### Materials provided
- Opening Delimiter -

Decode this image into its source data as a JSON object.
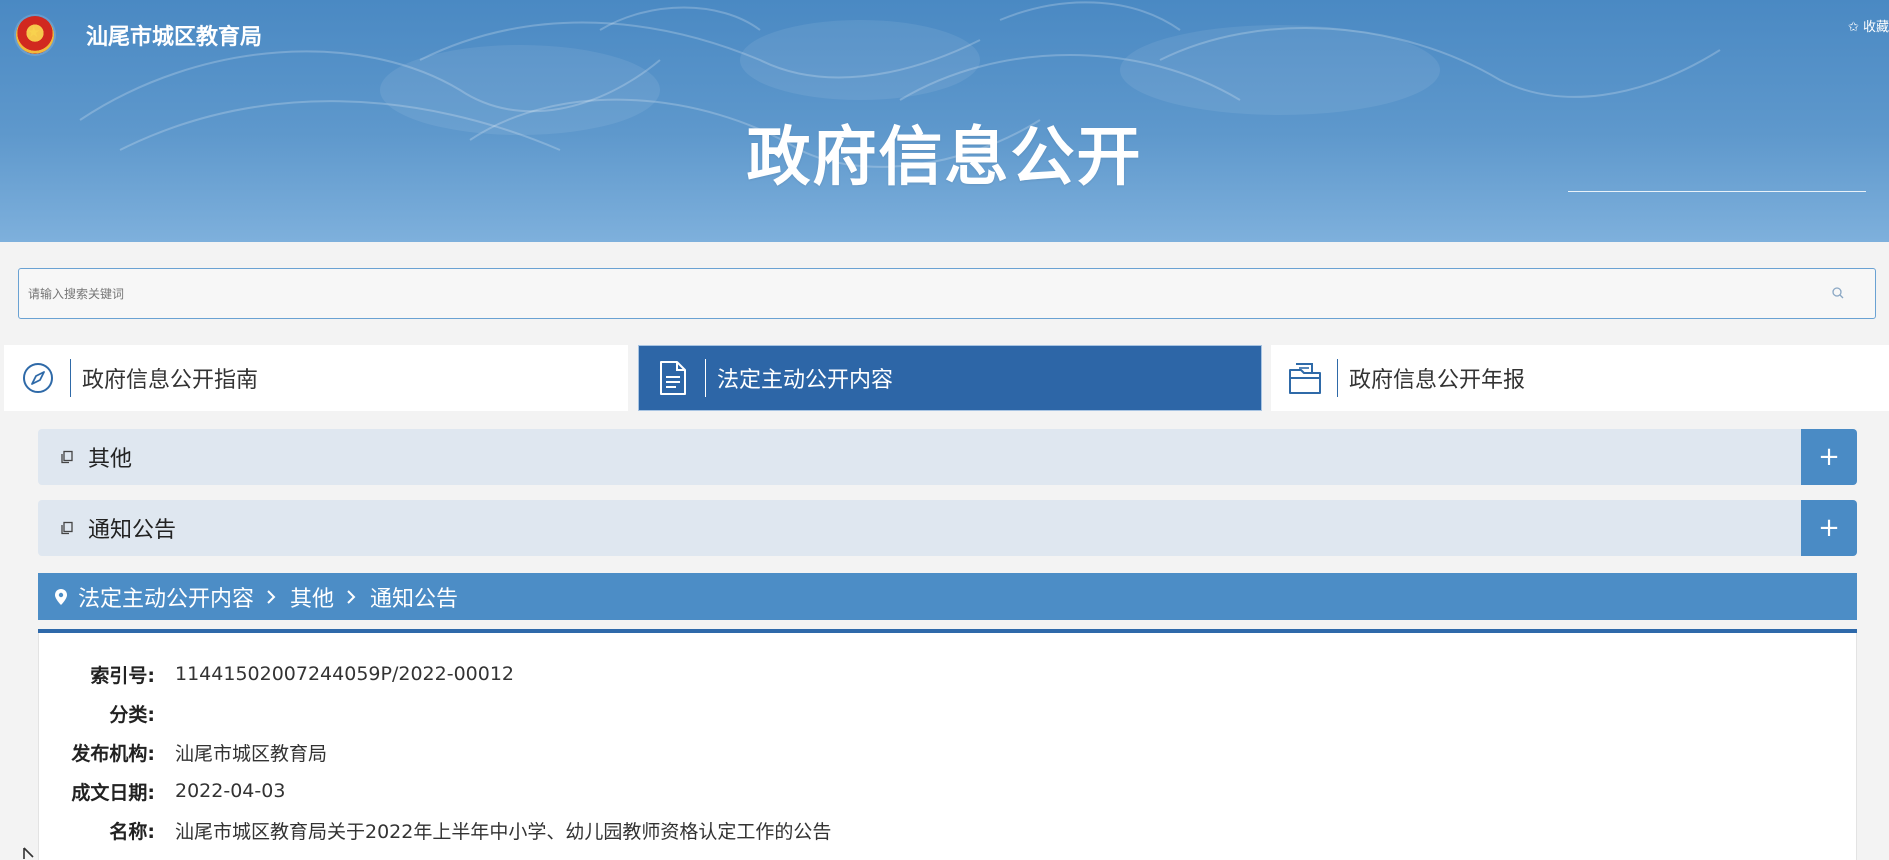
{
  "header": {
    "site_name": "汕尾市城区教育局",
    "favorite": "✩ 收藏",
    "title": "政府信息公开"
  },
  "search": {
    "placeholder": "请输入搜索关键词"
  },
  "tabs": [
    {
      "label": "政府信息公开指南",
      "icon": "compass-icon",
      "active": false
    },
    {
      "label": "法定主动公开内容",
      "icon": "document-icon",
      "active": true
    },
    {
      "label": "政府信息公开年报",
      "icon": "folder-icon",
      "active": false
    }
  ],
  "accordions": [
    {
      "label": "其他",
      "toggle": "+"
    },
    {
      "label": "通知公告",
      "toggle": "+"
    }
  ],
  "breadcrumb": [
    "法定主动公开内容",
    "其他",
    "通知公告"
  ],
  "details": [
    {
      "key": "索引号:",
      "value": "11441502007244059P/2022-00012"
    },
    {
      "key": "分类:",
      "value": ""
    },
    {
      "key": "发布机构:",
      "value": "汕尾市城区教育局"
    },
    {
      "key": "成文日期:",
      "value": "2022-04-03"
    },
    {
      "key": "名称:",
      "value": "汕尾市城区教育局关于2022年上半年中小学、幼儿园教师资格认定工作的公告"
    }
  ],
  "colors": {
    "banner": "#4a89c3",
    "active_tab": "#2d66a7",
    "accordion_bg": "#dfe7f0",
    "accordion_toggle": "#4a8bc5",
    "breadcrumb_bar": "#4c8dc6"
  }
}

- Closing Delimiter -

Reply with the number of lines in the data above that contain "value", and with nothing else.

### Answer for this exercise
5